Recent FAU graduate and Will Write for Food participant Gideon Grudo said, “You walk in thinking you know about homeless people, but once you start talking to them face to face, you hear their stories. They have families; they’re happy; they’re sad — they’re very human.”
Koretzky is often asked about the program’s safety, but he assures skeptics that students are rarely alone. There are four advisers, and they sometimes join students on assignments when asked. Shelter staff and security are also on site.
No holds barred
Another popular program is called Unethical Press and is a spin on the typical April Fools’ edition college newspapers have historically put out. Students publish an issue of the paper that violates every code of ethics listed by the SPJ. Readers can participate by identifying the broken codes in order to win a prize. Koretzky described Unethical Press as an April Fools’ Day parody issue with a purpose.
All On Paper is an exercise designed to challenge students by taking away the technology they depend on so heavily. The students must publish an entire issue without using computers, cellphones, digital cameras, design software, or other modern amenities.
Koretzky said he is lucky enough to have worked during two distinct phases of journalism — one with computers, and the other when he had to write stories on manual typewriters, shoot with film cameras, and layout and paste the paper with proportion wheels and rubber cement. Last year with the help of the SPJ, FAU students published the final summer issue without using computers (see E&P, October 2011). Grudo was editor-in-chief of the paper, and he said All On Paper was his favorite of Koretzky’s projects. “It was a memorable three weeks, and it is something that has stayed with me.”

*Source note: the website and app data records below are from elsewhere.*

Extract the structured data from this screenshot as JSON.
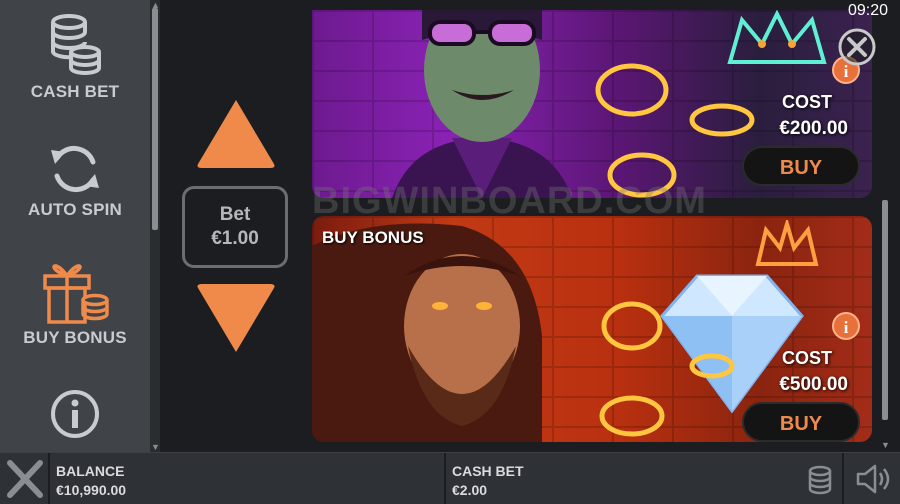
{
  "status": {
    "time": "09:20"
  },
  "left_menu": {
    "items": [
      {
        "label": "CASH BET",
        "icon": "coin-stack-icon",
        "active": false
      },
      {
        "label": "AUTO SPIN",
        "icon": "refresh-icon",
        "active": false
      },
      {
        "label": "BUY BONUS",
        "icon": "gift-icon",
        "active": true
      },
      {
        "label": "",
        "icon": "info-icon",
        "active": false
      }
    ]
  },
  "bet": {
    "label": "Bet",
    "value": "€1.00"
  },
  "watermark": "BIGWINBOARD.COM",
  "cards": [
    {
      "title": "",
      "cost_label": "COST",
      "cost_value": "€200.00",
      "buy_label": "BUY"
    },
    {
      "title": "BUY BONUS",
      "cost_label": "COST",
      "cost_value": "€500.00",
      "buy_label": "BUY"
    }
  ],
  "footer": {
    "balance_label": "BALANCE",
    "balance_value": "€10,990.00",
    "cashbet_label": "CASH BET",
    "cashbet_value": "€2.00"
  },
  "colors": {
    "accent": "#f08a4b",
    "menu_bg": "#404448",
    "inactive_text": "#c8cbcf"
  }
}
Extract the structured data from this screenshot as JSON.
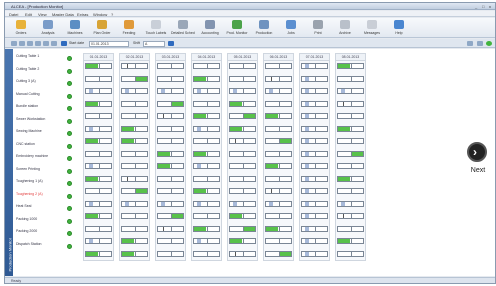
{
  "window": {
    "title": "ALCEA - [Production Monitor]",
    "controls": [
      "_",
      "□",
      "x"
    ]
  },
  "menubar": [
    "Datei",
    "Edit",
    "View",
    "Master Data",
    "Extras",
    "Window",
    "?"
  ],
  "ribbon": [
    {
      "label": "Orders",
      "icon": "orders-icon",
      "color": "#e8b23a"
    },
    {
      "label": "Analysis",
      "icon": "analysis-icon",
      "color": "#7a9cc8"
    },
    {
      "label": "Machines",
      "icon": "machines-icon",
      "color": "#5c8ec4"
    },
    {
      "label": "Plan Order",
      "icon": "plan-order-icon",
      "color": "#d8a436"
    },
    {
      "label": "Feeding",
      "icon": "feeding-icon",
      "color": "#e09a3a"
    },
    {
      "label": "Touch Labels",
      "icon": "touch-labels-icon",
      "color": "#c9cfd8"
    },
    {
      "label": "Detailed Scheduling",
      "icon": "scheduling-icon",
      "color": "#9aa7b8"
    },
    {
      "label": "Accounting",
      "icon": "accounting-icon",
      "color": "#8294b0"
    },
    {
      "label": "Prod. Monitor",
      "icon": "monitor-icon",
      "color": "#4ca34a"
    },
    {
      "label": "Production",
      "icon": "production-icon",
      "color": "#6f93c0"
    },
    {
      "label": "Jobs",
      "icon": "jobs-icon",
      "color": "#5b8fd0"
    },
    {
      "label": "Print",
      "icon": "print-icon",
      "color": "#9aa3ae"
    },
    {
      "label": "Archive",
      "icon": "archive-icon",
      "color": "#b9c0ca"
    },
    {
      "label": "Messages",
      "icon": "messages-icon",
      "color": "#c9ced6"
    },
    {
      "label": "Help",
      "icon": "help-icon",
      "color": "#4a86d0"
    }
  ],
  "toolbar": {
    "date_label": "Start date",
    "date_value": "01.01.2013",
    "shift_label": "Shift",
    "shift_value": "A"
  },
  "side_tab": "Production Monitor",
  "rows": [
    {
      "name": "Cutting Table 1",
      "alert": false
    },
    {
      "name": "Cutting Table 2",
      "alert": false
    },
    {
      "name": "Cutting 3 (A)",
      "alert": false
    },
    {
      "name": "Manual Cutting",
      "alert": false
    },
    {
      "name": "Bundle station",
      "alert": false
    },
    {
      "name": "Sewer Workstation",
      "alert": false
    },
    {
      "name": "Sewing Machine",
      "alert": false
    },
    {
      "name": "CNC station",
      "alert": false
    },
    {
      "name": "Embroidery machine",
      "alert": false
    },
    {
      "name": "Screen Printing",
      "alert": false
    },
    {
      "name": "Toughening 1 (A)",
      "alert": false
    },
    {
      "name": "Toughening 2 (A)",
      "alert": true
    },
    {
      "name": "Heat Seal",
      "alert": false
    },
    {
      "name": "Packing 1000",
      "alert": false
    },
    {
      "name": "Packing 2000",
      "alert": false
    },
    {
      "name": "Dispatch Station",
      "alert": false
    }
  ],
  "dates": [
    "01.01.2013",
    "02.01.2013",
    "03.01.2013",
    "04.01.2013",
    "05.01.2013",
    "06.01.2013",
    "07.01.2013",
    "08.01.2013"
  ],
  "next_button": {
    "label": "Next",
    "symbol": "›"
  },
  "colors": {
    "active": "#58c24a",
    "idle": "#ffffff",
    "partial": "#a7b9d9",
    "dark": "#555555"
  },
  "status": "Ready"
}
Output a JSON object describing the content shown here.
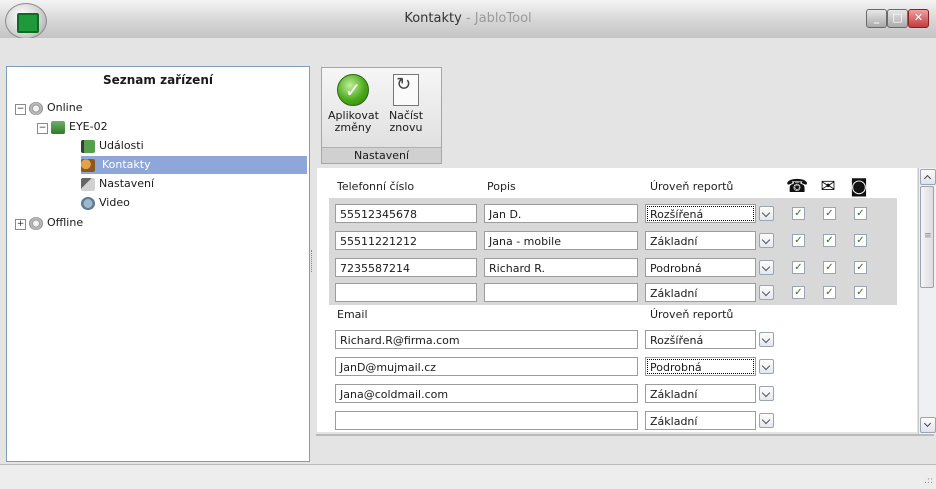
{
  "window": {
    "title_main": "Kontakty",
    "title_sep": " - ",
    "title_app": "JabloTool",
    "btn_min": "_",
    "btn_max": "□",
    "btn_close": "✕"
  },
  "tree": {
    "header": "Seznam zařízení",
    "items": [
      {
        "label": "Online",
        "expander": "−"
      },
      {
        "label": "EYE-02",
        "expander": "−"
      },
      {
        "label": "Události"
      },
      {
        "label": "Kontakty"
      },
      {
        "label": "Nastavení"
      },
      {
        "label": "Video"
      },
      {
        "label": "Offline",
        "expander": "+"
      }
    ]
  },
  "ribbon": {
    "apply_line1": "Aplikovat",
    "apply_line2": "změny",
    "reload_line1": "Načíst",
    "reload_line2": "znovu",
    "group": "Nastavení",
    "apply_icon": "check-icon",
    "reload_icon": "reload-icon"
  },
  "phones": {
    "headers": {
      "phone": "Telefonní číslo",
      "desc": "Popis",
      "level": "Úroveň reportů"
    },
    "icons": [
      "phone-icon",
      "envelope-icon",
      "camera-icon"
    ],
    "rows": [
      {
        "phone": "55512345678",
        "desc": "Jan D.",
        "level": "Rozšířená",
        "flags": [
          true,
          true,
          true
        ]
      },
      {
        "phone": "55511221212",
        "desc": "Jana - mobile",
        "level": "Základní",
        "flags": [
          true,
          true,
          true
        ]
      },
      {
        "phone": "7235587214",
        "desc": "Richard R.",
        "level": "Podrobná",
        "flags": [
          true,
          true,
          true
        ]
      },
      {
        "phone": "",
        "desc": "",
        "level": "Základní",
        "flags": [
          true,
          true,
          true
        ]
      }
    ]
  },
  "emails": {
    "headers": {
      "email": "Email",
      "level": "Úroveň reportů"
    },
    "rows": [
      {
        "email": "Richard.R@firma.com",
        "level": "Rozšířená"
      },
      {
        "email": "JanD@mujmail.cz",
        "level": "Podrobná"
      },
      {
        "email": "Jana@coldmail.com",
        "level": "Základní"
      },
      {
        "email": "",
        "level": "Základní"
      }
    ]
  },
  "status": {
    "grip": ".::"
  }
}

“The students came out of it energized,” Koretzky said. “They loved hanging out together and assembling the paper. By working in the newsroom, they realized it makes the journalism better.”
Koretzky’s philosophy behind running these “twisted” educational programs is that they teach college students to take risks and to not be afraid. “My philosophy is try, fail, try again, and fail harder.”
Despite what critics consider to be a radical approach to teaching journalism, Koretzky said that for him it’s all worth it when the students “get it.”
Grudo, who has participated in all of Koretzky’s programs, considers himself one of the students who get it. The 26-year-old was offered a job as breaking news editor of The Jerusalem Post in Tel Aviv, but he accepted another offer instead — managing editor of the South Florida Gay News. Grudo, who is not gay but is Israeli, said he asked himself, “Do I go to Israel where my family is and work for a paper that is already laid out and has rules, or do I stay at a growing newspaper with an unknown future while plowing ahead and inventing tomorrow?”
When asked where he wants to be in a year, Grudo said, “I don’t know where I want to be, and that’s OK.” He learned that from the Journoterrorist